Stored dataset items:
----------
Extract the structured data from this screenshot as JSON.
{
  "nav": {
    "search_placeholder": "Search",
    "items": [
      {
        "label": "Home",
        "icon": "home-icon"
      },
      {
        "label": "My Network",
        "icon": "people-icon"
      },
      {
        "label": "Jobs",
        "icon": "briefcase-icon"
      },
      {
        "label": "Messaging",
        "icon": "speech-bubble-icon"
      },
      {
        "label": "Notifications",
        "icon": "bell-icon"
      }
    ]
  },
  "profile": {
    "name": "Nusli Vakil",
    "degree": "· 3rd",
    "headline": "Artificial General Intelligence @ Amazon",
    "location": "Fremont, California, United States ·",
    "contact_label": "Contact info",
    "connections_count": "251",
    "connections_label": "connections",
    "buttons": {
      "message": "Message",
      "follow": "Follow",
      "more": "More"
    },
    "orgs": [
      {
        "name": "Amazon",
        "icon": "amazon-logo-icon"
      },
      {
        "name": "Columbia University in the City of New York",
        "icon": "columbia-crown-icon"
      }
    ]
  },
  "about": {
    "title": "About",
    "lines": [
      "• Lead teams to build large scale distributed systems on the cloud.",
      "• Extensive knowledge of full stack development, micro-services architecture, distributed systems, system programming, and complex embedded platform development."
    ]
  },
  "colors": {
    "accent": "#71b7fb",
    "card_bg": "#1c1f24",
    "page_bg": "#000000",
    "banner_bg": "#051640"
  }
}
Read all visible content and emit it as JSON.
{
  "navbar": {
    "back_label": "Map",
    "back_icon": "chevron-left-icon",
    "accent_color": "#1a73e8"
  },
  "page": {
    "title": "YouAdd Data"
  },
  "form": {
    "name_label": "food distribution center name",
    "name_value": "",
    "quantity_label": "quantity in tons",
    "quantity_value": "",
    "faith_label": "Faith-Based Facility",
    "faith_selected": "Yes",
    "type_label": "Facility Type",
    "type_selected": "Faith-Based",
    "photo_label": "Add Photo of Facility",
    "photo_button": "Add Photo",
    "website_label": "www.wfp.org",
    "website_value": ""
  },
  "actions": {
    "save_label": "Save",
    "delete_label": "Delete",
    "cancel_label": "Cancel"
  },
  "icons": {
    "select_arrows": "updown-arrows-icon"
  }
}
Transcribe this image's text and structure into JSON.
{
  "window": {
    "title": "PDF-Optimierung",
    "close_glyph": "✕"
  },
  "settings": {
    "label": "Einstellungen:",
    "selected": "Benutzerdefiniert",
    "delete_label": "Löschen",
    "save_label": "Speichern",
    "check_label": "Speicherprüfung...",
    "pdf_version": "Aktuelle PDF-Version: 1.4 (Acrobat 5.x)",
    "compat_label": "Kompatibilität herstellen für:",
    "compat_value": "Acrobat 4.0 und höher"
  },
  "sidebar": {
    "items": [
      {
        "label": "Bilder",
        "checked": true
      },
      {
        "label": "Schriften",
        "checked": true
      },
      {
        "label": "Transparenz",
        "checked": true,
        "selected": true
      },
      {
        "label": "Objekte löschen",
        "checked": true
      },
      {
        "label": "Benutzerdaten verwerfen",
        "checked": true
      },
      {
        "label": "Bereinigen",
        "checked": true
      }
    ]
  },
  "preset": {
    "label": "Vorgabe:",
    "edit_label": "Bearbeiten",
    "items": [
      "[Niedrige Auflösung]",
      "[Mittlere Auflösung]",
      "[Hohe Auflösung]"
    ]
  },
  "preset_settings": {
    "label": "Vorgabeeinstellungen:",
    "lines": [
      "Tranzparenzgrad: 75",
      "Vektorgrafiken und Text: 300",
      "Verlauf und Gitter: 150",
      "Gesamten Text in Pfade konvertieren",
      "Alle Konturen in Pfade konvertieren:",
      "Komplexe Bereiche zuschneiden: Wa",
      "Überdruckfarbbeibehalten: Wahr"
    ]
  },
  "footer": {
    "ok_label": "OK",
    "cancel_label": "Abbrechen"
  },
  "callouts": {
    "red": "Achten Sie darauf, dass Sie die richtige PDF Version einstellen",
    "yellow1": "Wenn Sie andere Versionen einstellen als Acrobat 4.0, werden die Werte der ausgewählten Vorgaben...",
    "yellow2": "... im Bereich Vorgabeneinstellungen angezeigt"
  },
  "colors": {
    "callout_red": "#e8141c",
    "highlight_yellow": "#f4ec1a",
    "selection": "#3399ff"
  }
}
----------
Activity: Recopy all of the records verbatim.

Completed exercise:
Extract the structured data from this screenshot as JSON.
{
  "nav": {
    "search_placeholder": "Search",
    "items": [
      {
        "label": "Home",
        "icon": "home-icon"
      },
      {
        "label": "My Network",
        "icon": "people-icon"
      },
      {
        "label": "Jobs",
        "icon": "briefcase-icon"
      },
      {
        "label": "Messaging",
        "icon": "speech-bubble-icon"
      },
      {
        "label": "Notifications",
        "icon": "bell-icon"
      }
    ]
  },
  "profile": {
    "name": "Nusli Vakil",
    "degree": "· 3rd",
    "headline": "Artificial General Intelligence @ Amazon",
    "location": "Fremont, California, United States ·",
    "contact_label": "Contact info",
    "connections_count": "251",
    "connections_label": "connections",
    "buttons": {
      "message": "Message",
      "follow": "Follow",
      "more": "More"
    },
    "orgs": [
      {
        "name": "Amazon",
        "icon": "amazon-logo-icon"
      },
      {
        "name": "Columbia University in the City of New York",
        "icon": "columbia-crown-icon"
      }
    ]
  },
  "about": {
    "title": "About",
    "lines": [
      "• Lead teams to build large scale distributed systems on the cloud.",
      "• Extensive knowledge of full stack development, micro-services architecture, distributed systems, system programming, and complex embedded platform development."
    ]
  },
  "colors": {
    "accent": "#71b7fb",
    "card_bg": "#1c1f24",
    "page_bg": "#000000",
    "banner_bg": "#051640"
  }
}
Read all visible content and emit it as JSON.
{
  "navbar": {
    "back_label": "Map",
    "back_icon": "chevron-left-icon",
    "accent_color": "#1a73e8"
  },
  "page": {
    "title": "YouAdd Data"
  },
  "form": {
    "name_label": "food distribution center name",
    "name_value": "",
    "quantity_label": "quantity in tons",
    "quantity_value": "",
    "faith_label": "Faith-Based Facility",
    "faith_selected": "Yes",
    "type_label": "Facility Type",
    "type_selected": "Faith-Based",
    "photo_label": "Add Photo of Facility",
    "photo_button": "Add Photo",
    "website_label": "www.wfp.org",
    "website_value": ""
  },
  "actions": {
    "save_label": "Save",
    "delete_label": "Delete",
    "cancel_label": "Cancel"
  },
  "icons": {
    "select_arrows": "updown-arrows-icon"
  }
}
Transcribe this image's text and structure into JSON.
{
  "window": {
    "title": "PDF-Optimierung",
    "close_glyph": "✕"
  },
  "settings": {
    "label": "Einstellungen:",
    "selected": "Benutzerdefiniert",
    "delete_label": "Löschen",
    "save_label": "Speichern",
    "check_label": "Speicherprüfung...",
    "pdf_version": "Aktuelle PDF-Version: 1.4 (Acrobat 5.x)",
    "compat_label": "Kompatibilität herstellen für:",
    "compat_value": "Acrobat 4.0 und höher"
  },
  "sidebar": {
    "items": [
      {
        "label": "Bilder",
        "checked": true
      },
      {
        "label": "Schriften",
        "checked": true
      },
      {
        "label": "Transparenz",
        "checked": true,
        "selected": true
      },
      {
        "label": "Objekte löschen",
        "checked": true
      },
      {
        "label": "Benutzerdaten verwerfen",
        "checked": true
      },
      {
        "label": "Bereinigen",
        "checked": true
      }
    ]
  },
  "preset": {
    "label": "Vorgabe:",
    "edit_label": "Bearbeiten",
    "items": [
      "[Niedrige Auflösung]",
      "[Mittlere Auflösung]",
      "[Hohe Auflösung]"
    ]
  },
  "preset_settings": {
    "label": "Vorgabeeinstellungen:",
    "lines": [
      "Tranzparenzgrad: 75",
      "Vektorgrafiken und Text: 300",
      "Verlauf und Gitter: 150",
      "Gesamten Text in Pfade konvertieren",
      "Alle Konturen in Pfade konvertieren:",
      "Komplexe Bereiche zuschneiden: Wa",
      "Überdruckfarbbeibehalten: Wahr"
    ]
  },
  "footer": {
    "ok_label": "OK",
    "cancel_label": "Abbrechen"
  },
  "callouts": {
    "red": "Achten Sie darauf, dass Sie die richtige PDF Version einstellen",
    "yellow1": "Wenn Sie andere Versionen einstellen als Acrobat 4.0, werden die Werte der ausgewählten Vorgaben...",
    "yellow2": "... im Bereich Vorgabeneinstellungen angezeigt"
  },
  "colors": {
    "callout_red": "#e8141c",
    "highlight_yellow": "#f4ec1a",
    "selection": "#3399ff"
  }
}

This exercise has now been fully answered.